I innocently established a few guidelines to help direct and focus my search. First, it needed to be bought for $1000, or less (a criteria that quickly relegates your search into something that resembles a salvage yard scavenger hunt). Secondly, per my better half, it should not be an obvious project going into the purchase; in other words, it needed to be self-contained and not stored in crates and boxes in more than one location. Third, it should have both a roof and doors (this is something that needs no mention with normal people, a group from which I am excluded). Lastly, and not necessarily a requirement, it needed to be a Jeep.
Enter the tired, huddled masses! My search began as a daily ritualistic process of searching Craigslist in a geographic area centered around my home that progressively expands outward as my own level of desperation increases. Sure, there are some really horrid piles of scrap out there that could be had for a grand, but I was bound and determined to do better. Suddenly the quest for the holy grail of Jeeps was as much a part of my daily routine as 30 ounces of hot high-test coffee and checking emails. The more I looked, the more I slowly and surely surrendered to the fact that such a Jeep may not actually exist and, as I came to terms with this fact, my resolve to find such a Jeep deepened. There is a well-known proposition in regards to making such a universally negative assumption. To say something doesn’t exist simply because you haven’t seen it is near-sighted. You should never make such a statement until you have literally looked everywhere and I had not so much as looked outside my state. How undedicated to the cause could I be?
When evaluating poor, huddled masses, it’s vital that you don’t only look skin deep, as a wiser older person may have once told you. Sure, that’s where the beauty lies but we’re looking for something with more substance than beauty. Then, suddenly on a hot sunny Sunday afternoon…there it was! I could tell by the way my wife gazed at me while we were test-driving it, that this was the one! She hadn’t looked at me with such obvious distrust since I told her that my engine swap shouldn’t take more than a weekend, two tops. The newfound fruits of my search were not easy on the eyes. There were many layers of dirt, mold and mildew or patina (whichever you prefer), a headliner that had been sacrificed to the car gods in a ritualistic slaying years earlier and a case of death wobble the likes I had only ever read about; one that the seller was leery to disclose to me for fear of nixing the deal. Nine hundred and sixty clams later and I was tooling home at the pace of 45.5 miles an hour, a tick off from the speed at which all manners of hell breaks loose in the decrepit ZJ’s front steering. But underneath that crusty exterior was a highly-optioned luxury SUV that had come on hard times and just needed somebody to believe in it once again; someone to give it one more chance at having purpose. Sure, it had some miles on it and it was far from perfect but aren’t we all?
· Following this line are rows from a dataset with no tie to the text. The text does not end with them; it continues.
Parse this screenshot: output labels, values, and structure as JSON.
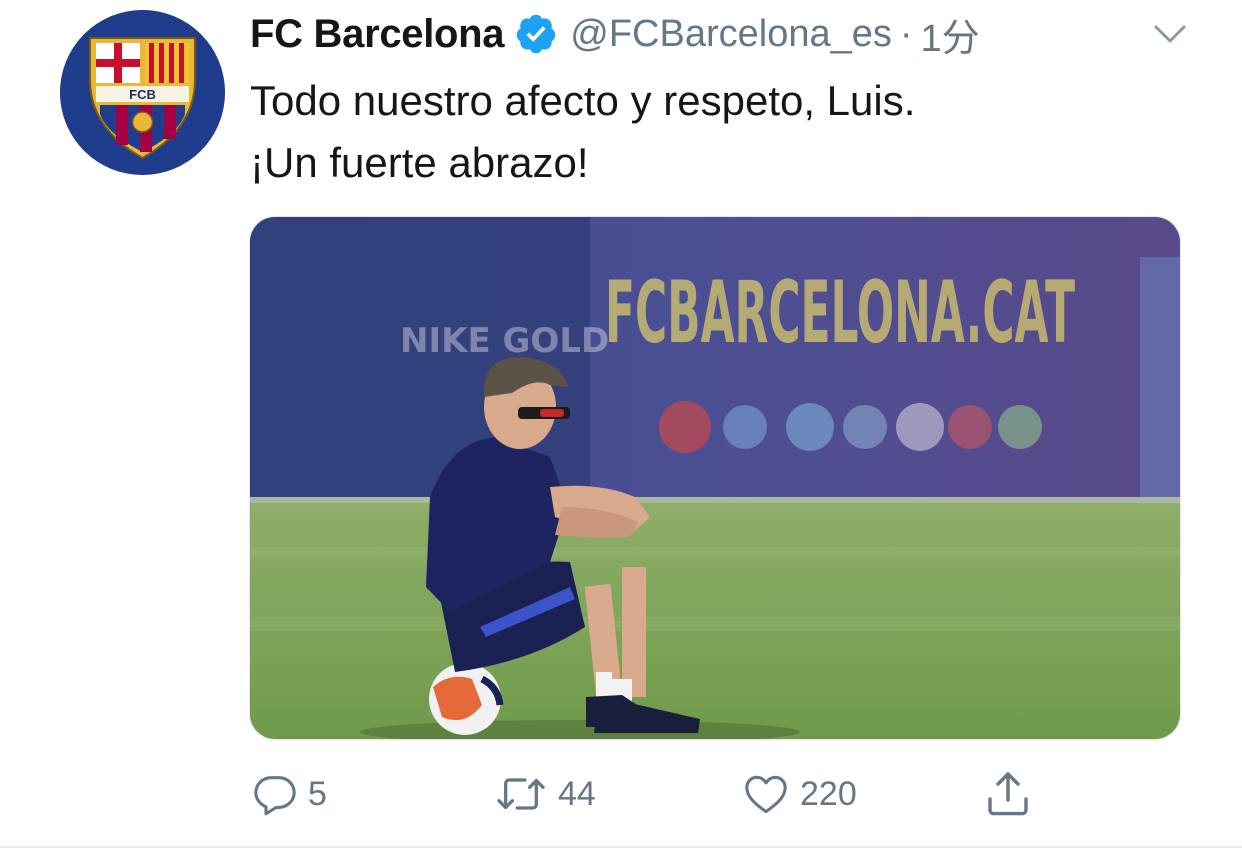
{
  "tweet": {
    "display_name": "FC Barcelona",
    "handle": "@FCBarcelona_es",
    "separator": "·",
    "time": "1分",
    "text_lines": [
      "Todo nuestro afecto y respeto, Luis.",
      "¡Un fuerte abrazo!"
    ],
    "avatar": {
      "icon": "fcb-crest-icon",
      "crest_letters": "FCB",
      "background_color": "#1f3d8c"
    },
    "verified_icon": "verified-badge-icon",
    "verified_color": "#1da1f2",
    "media": {
      "banner_text": "FCBARCELONA.CAT",
      "side_text": "NIKE GOLD"
    }
  },
  "actions": {
    "reply": {
      "icon": "reply-icon",
      "count": "5"
    },
    "retweet": {
      "icon": "retweet-icon",
      "count": "44"
    },
    "like": {
      "icon": "heart-icon",
      "count": "220"
    },
    "share": {
      "icon": "share-icon"
    }
  },
  "colors": {
    "text_primary": "#14171a",
    "text_secondary": "#657786",
    "accent": "#1da1f2"
  }
}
Funny thing is, my search for the thousand dollar heap is all over but yet I still search, almost daily, for another. Just like the Statue of Liberty didn’t take a pry bar to the plaque the first time an immigrant found their way to our golden shores. No…there’s always room for one more. Just ask my wife. OlllllllO